Exercise description.
Copy each line of the following data that contains "nbsp".

Material for this exercise.

────

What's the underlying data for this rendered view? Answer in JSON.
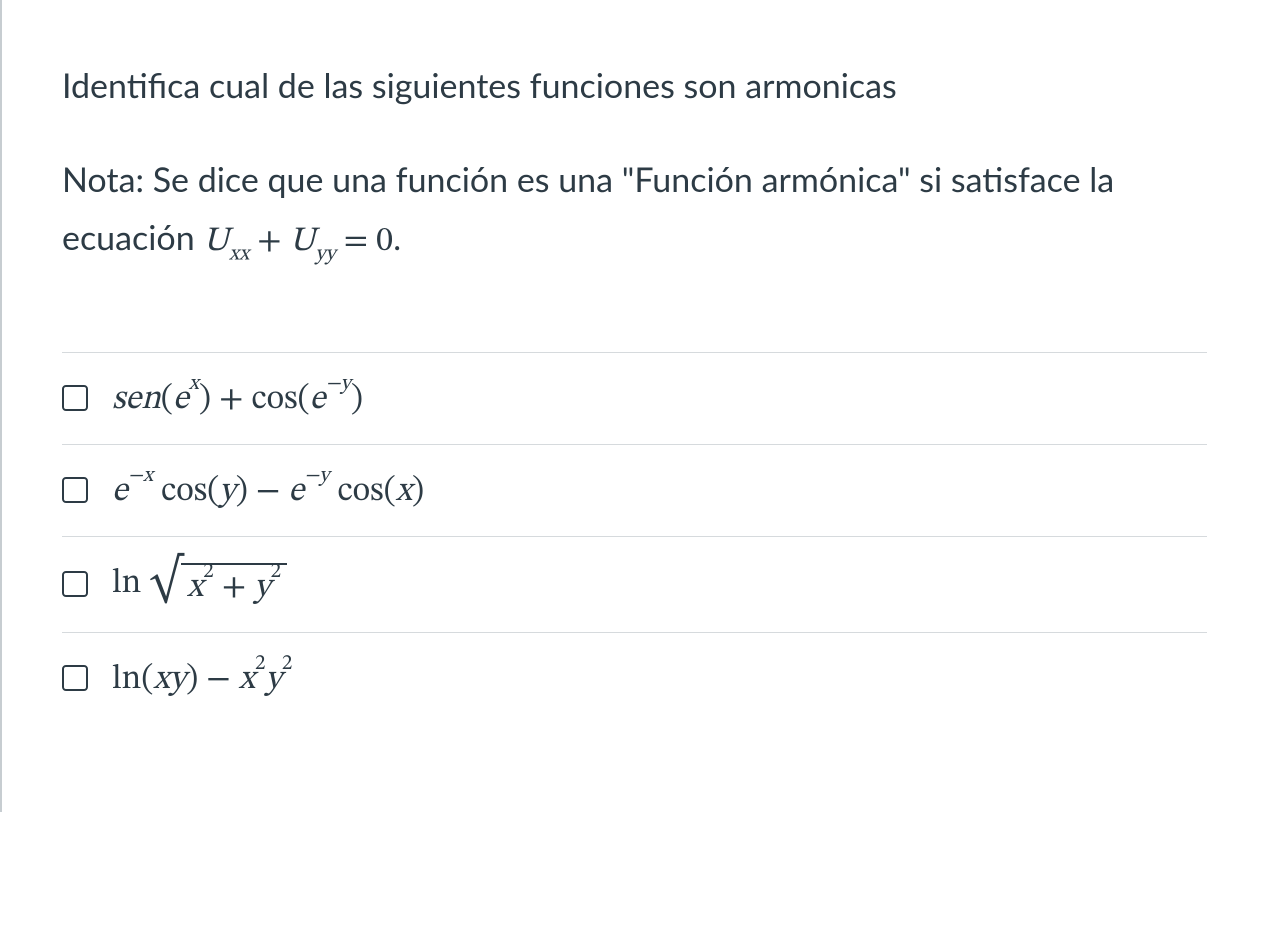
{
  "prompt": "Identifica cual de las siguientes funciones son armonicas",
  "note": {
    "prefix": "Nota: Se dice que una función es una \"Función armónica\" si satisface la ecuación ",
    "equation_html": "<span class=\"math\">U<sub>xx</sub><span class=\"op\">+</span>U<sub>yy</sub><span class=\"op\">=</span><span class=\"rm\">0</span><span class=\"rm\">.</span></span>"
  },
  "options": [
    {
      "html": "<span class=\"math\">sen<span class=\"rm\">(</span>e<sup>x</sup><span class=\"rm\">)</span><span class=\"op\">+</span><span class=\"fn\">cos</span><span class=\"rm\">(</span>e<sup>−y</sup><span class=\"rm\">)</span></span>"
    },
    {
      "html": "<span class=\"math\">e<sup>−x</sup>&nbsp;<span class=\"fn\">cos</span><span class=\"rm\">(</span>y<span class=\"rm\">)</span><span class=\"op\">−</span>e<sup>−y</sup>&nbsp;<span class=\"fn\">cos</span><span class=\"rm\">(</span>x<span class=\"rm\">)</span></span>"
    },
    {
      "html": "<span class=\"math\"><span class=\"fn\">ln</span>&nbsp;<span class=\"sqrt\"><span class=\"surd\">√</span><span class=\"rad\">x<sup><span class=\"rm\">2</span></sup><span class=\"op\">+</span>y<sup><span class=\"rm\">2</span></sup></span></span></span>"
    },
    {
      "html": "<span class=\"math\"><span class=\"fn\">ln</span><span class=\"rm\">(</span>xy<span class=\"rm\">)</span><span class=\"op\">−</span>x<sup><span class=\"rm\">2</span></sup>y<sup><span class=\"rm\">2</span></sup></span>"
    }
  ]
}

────

Your response.
      "html": "<span class=\"math\">e<sup>−x</sup>&nbsp;<span class=\"fn\">cos</span><span class=\"rm\">(</span>y<span class=\"rm\">)</span><span class=\"op\">−</span>e<sup>−y</sup>&nbsp;<span class=\"fn\">cos</span><span class=\"rm\">(</span>x<span class=\"rm\">)</span></span>"
      "html": "<span class=\"math\"><span class=\"fn\">ln</span>&nbsp;<span class=\"sqrt\"><span class=\"surd\">√</span><span class=\"rad\">x<sup><span class=\"rm\">2</span></sup><span class=\"op\">+</span>y<sup><span class=\"rm\">2</span></sup></span></span></span>"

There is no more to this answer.